The year is young, but Dragon Ball FighterZ makes an explosive case for becoming the year’s best fighting title, as well as one of the best Dragon Ball licensed video games ever made. That’s saying a lot for an anime with dozens of terrific entries that vary in style, form, and substance, and FighterZ manages to outshine just about all of them in quite a few ways.
The fighting mechanics of FighterZ are familiar, but still fresh thanks to gorgeous Unreal Engine graphics and a few other surprises. Light, medium, and heavy attacks have their own respective buttons, which opens up your strategy to a wide array of combos, but FighterZ‘s most obvious flourish is probably its 3v3 tag-team mechanic, an obvious nod to Ultimate Marvel vs. Capcom 3. It’s as thrilling to discover new tag combos as it is to watch them unfold onscreen, and the game manages to be challenging enough for you to rely heavily on a balanced toolbox of moves and rotating roster of characters.
To be fair, a fighting game with the Dragon Ball IP shouldn’t have a hard time impressing you with interesting visuals and diverse characters. Fans of the anime series (especially Dragon Ball Z) will have plenty of fun reconnecting with their favorite fighters in what happens to be a quirky and original storyline featuring the return of the Red Ribbon Army. As someone not yet initiated into the Dragon Ball Super universe, I had a blast getting sold on why this new series is worth a look.

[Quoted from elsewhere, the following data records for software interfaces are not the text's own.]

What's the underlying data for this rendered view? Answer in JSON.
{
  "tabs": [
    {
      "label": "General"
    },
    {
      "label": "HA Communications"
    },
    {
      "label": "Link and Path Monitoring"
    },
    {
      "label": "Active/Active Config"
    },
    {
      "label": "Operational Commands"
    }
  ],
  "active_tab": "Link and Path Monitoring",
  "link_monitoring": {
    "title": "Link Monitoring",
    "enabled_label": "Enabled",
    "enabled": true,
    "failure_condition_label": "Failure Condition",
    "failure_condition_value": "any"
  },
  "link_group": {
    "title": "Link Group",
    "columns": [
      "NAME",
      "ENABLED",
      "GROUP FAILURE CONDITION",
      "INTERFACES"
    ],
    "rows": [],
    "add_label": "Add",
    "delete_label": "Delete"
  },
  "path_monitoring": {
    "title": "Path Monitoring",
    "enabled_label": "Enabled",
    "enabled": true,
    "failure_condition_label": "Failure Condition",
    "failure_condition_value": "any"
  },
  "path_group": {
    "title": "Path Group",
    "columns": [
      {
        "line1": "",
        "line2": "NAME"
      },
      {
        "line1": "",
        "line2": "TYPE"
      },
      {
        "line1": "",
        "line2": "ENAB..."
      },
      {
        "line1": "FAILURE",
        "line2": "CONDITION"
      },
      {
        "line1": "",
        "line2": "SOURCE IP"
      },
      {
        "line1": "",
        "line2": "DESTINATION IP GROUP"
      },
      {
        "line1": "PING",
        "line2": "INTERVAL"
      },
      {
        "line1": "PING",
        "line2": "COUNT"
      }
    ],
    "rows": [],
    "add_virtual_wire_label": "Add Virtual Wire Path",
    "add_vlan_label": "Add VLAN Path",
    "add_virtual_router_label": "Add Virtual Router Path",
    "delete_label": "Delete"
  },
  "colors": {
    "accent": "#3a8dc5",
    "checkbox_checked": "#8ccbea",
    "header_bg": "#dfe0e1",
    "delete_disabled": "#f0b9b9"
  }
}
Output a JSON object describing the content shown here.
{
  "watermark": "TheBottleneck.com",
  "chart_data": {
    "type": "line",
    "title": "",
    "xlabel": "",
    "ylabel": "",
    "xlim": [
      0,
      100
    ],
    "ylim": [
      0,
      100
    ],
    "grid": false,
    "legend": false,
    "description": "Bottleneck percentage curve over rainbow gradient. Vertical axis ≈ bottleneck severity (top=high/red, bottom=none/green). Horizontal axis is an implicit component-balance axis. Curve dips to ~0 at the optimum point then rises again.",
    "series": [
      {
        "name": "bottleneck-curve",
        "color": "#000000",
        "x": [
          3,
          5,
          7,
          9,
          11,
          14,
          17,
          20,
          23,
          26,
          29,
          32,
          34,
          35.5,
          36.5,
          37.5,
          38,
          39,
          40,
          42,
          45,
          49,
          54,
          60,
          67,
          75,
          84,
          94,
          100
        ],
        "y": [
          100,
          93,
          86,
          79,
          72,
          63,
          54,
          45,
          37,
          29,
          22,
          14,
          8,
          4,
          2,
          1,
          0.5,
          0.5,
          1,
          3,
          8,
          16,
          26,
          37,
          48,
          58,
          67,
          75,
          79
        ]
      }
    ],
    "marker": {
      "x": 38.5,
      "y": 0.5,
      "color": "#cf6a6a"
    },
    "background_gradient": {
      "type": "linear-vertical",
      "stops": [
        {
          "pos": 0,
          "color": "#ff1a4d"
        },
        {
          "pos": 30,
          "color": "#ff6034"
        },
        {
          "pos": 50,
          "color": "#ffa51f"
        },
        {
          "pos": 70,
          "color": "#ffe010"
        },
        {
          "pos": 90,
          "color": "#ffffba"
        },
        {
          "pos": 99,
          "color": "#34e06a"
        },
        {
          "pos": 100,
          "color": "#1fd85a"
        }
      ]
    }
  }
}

On the surface, FighterZ isn’t as comprehensive as some of the Budokai games, notably the third one. You’re limited to a smaller number of characters just peeking into the larger Dragon Ball universe, but the game manages to hone in on the personalities you probably care most about: Goku, Vegeta, Frieza, Cell, Buu, and so on (though Adult Gohan is my personal avatar for all things Dragon Ball, and he’s graciously here as well).
As for the gameplay itself, FighterZ excels at matching the show’s vitality and scope with what you’re actually seeing onscreen. Mid-air power struggles are basically seamless with an episode of Dragon Ball Z, and the player is rewarded for mixing up combos in ways that feel true to what these characters would do scripted. A noticeable drawback, though, is how limited the environments are in variety, flavor, and versatility, even compared to previous Dragon Ball games.
But for where it counts the most, FighterZ delivers and usually tops expectations. The story mode has appealing RPG elements, giving players the freedom to level up their characters and approach different battle scenarios with appropriate tactics. And you’re not limited to playing as the heroes, thankfully. I found myself far more engaged with the plight of Cell and Frieza, weirdly enough, and there are at least a dozen hours of story to get through before you’ve made it close to the finish line.
For a contingent of Dragon Ball fans, I can see FighterZ being somewhat inaccessible, especially if they’re not as accustomed to Japanese online fighting games or the Dragon Ball Super updates to the story. The arcade, narrative, and currency mechanics are sure to at least briefly intimidate some players, but the game certainly provides plenty of options for a casual gaming experience. You just have to be a little patient and experimental with what FighterZ has to offer, and it certainly offers a lot.
Truth is, FighterZ caters most to the hardcore fans, and it shows. There’s a deep learning curve for wriggling yourself out of huge combo chains that can wreck a player in a matter of seconds, while casual players can rely on auto combos and “Vanish Attacks” while still getting the hang of defense. One of my favorite aspects of the game is actually how they teach you important strategies and basic controls as you play, rather than through bogged down tutorials. While powering through the story, I was often reminded of general gameplay tips through non-intrusive “help” displays. This really helped me step my game up and try new, cleverer fighting combinations and perfect my dramatic finishes, which are some of the most satisfying experiences you can bring about in the entire game.
If FighterZ has one crucial flaw holding it back from true greatness, it’s the repetition, especially in story mode. Your enemies are a rotating list of off-color clones of main characters for the most part, and while this is fine and even acceptable during the early goings (as this is a time in the game for you to grind through tedious practice), it gets old pretty fast until you get access to more allies. A saving grace is the addition of cutscenes before some of the fights, usually conditional on the team you’ve chosen and which battle you’ve started. It’s a small touch, but a nice one that mixes things up a bit.
At its core, Dragon Ball FighterZ represents most things I love about the various Dragon Ball sagas. It’s colorful, vivacious, and endearingly complex, and because no two battles are truly alike, you can find yourself pulled into a never-ending cycle of pulp action that leaves you wanting more in the best way possible.
Developer: Arc System Works
Publisher: Bandai Namco Entertainment
Platform: PlayStation 4, Xbox One (Reviewed), Microsoft Windows
Release Date: January 26, 2018